What is required: An identical copy of the listing below is all the answer should contain.

Segment Start: Entries provided

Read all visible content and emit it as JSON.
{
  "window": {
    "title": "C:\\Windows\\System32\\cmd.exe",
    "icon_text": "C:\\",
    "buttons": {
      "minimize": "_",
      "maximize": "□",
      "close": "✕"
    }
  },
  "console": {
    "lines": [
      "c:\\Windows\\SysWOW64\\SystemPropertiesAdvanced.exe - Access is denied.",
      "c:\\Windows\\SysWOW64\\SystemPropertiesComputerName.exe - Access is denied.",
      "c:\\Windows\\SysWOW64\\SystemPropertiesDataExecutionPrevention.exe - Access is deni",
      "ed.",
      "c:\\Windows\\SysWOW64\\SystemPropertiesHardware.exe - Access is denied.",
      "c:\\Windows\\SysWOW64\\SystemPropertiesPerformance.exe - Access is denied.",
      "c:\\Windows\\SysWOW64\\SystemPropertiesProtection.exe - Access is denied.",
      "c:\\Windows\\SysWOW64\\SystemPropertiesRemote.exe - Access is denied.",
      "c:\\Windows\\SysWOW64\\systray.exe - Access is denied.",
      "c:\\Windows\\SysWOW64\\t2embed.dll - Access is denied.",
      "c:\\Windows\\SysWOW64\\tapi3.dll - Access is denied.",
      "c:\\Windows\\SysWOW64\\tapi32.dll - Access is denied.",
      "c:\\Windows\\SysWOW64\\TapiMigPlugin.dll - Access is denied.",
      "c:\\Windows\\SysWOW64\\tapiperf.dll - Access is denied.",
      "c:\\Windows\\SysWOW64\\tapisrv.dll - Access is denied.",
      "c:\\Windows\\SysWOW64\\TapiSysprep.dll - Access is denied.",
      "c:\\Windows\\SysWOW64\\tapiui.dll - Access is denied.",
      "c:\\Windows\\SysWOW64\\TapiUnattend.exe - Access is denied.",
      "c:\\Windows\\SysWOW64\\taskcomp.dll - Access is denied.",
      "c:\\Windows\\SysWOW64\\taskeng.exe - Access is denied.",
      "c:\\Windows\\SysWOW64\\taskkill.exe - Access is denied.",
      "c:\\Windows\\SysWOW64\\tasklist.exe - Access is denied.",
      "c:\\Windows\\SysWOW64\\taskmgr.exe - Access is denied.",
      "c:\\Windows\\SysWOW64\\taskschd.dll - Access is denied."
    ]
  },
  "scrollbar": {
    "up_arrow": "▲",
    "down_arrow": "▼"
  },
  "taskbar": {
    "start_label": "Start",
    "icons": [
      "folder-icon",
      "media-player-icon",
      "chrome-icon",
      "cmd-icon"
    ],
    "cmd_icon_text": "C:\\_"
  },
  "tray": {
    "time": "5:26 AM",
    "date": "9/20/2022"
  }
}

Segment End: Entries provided

Finished exercise:
Read all visible content and emit it as JSON.
{
  "window": {
    "title": "C:\\Windows\\System32\\cmd.exe",
    "icon_text": "C:\\",
    "buttons": {
      "minimize": "_",
      "maximize": "□",
      "close": "✕"
    }
  },
  "console": {
    "lines": [
      "c:\\Windows\\SysWOW64\\SystemPropertiesAdvanced.exe - Access is denied.",
      "c:\\Windows\\SysWOW64\\SystemPropertiesComputerName.exe - Access is denied.",
      "c:\\Windows\\SysWOW64\\SystemPropertiesDataExecutionPrevention.exe - Access is deni",
      "ed.",
      "c:\\Windows\\SysWOW64\\SystemPropertiesHardware.exe - Access is denied.",
      "c:\\Windows\\SysWOW64\\SystemPropertiesPerformance.exe - Access is denied.",
      "c:\\Windows\\SysWOW64\\SystemPropertiesProtection.exe - Access is denied.",
      "c:\\Windows\\SysWOW64\\SystemPropertiesRemote.exe - Access is denied.",
      "c:\\Windows\\SysWOW64\\systray.exe - Access is denied.",
      "c:\\Windows\\SysWOW64\\t2embed.dll - Access is denied.",
      "c:\\Windows\\SysWOW64\\tapi3.dll - Access is denied.",
      "c:\\Windows\\SysWOW64\\tapi32.dll - Access is denied.",
      "c:\\Windows\\SysWOW64\\TapiMigPlugin.dll - Access is denied.",
      "c:\\Windows\\SysWOW64\\tapiperf.dll - Access is denied.",
      "c:\\Windows\\SysWOW64\\tapisrv.dll - Access is denied.",
      "c:\\Windows\\SysWOW64\\TapiSysprep.dll - Access is denied.",
      "c:\\Windows\\SysWOW64\\tapiui.dll - Access is denied.",
      "c:\\Windows\\SysWOW64\\TapiUnattend.exe - Access is denied.",
      "c:\\Windows\\SysWOW64\\taskcomp.dll - Access is denied.",
      "c:\\Windows\\SysWOW64\\taskeng.exe - Access is denied.",
      "c:\\Windows\\SysWOW64\\taskkill.exe - Access is denied.",
      "c:\\Windows\\SysWOW64\\tasklist.exe - Access is denied.",
      "c:\\Windows\\SysWOW64\\taskmgr.exe - Access is denied.",
      "c:\\Windows\\SysWOW64\\taskschd.dll - Access is denied."
    ]
  },
  "scrollbar": {
    "up_arrow": "▲",
    "down_arrow": "▼"
  },
  "taskbar": {
    "start_label": "Start",
    "icons": [
      "folder-icon",
      "media-player-icon",
      "chrome-icon",
      "cmd-icon"
    ],
    "cmd_icon_text": "C:\\_"
  },
  "tray": {
    "time": "5:26 AM",
    "date": "9/20/2022"
  }
}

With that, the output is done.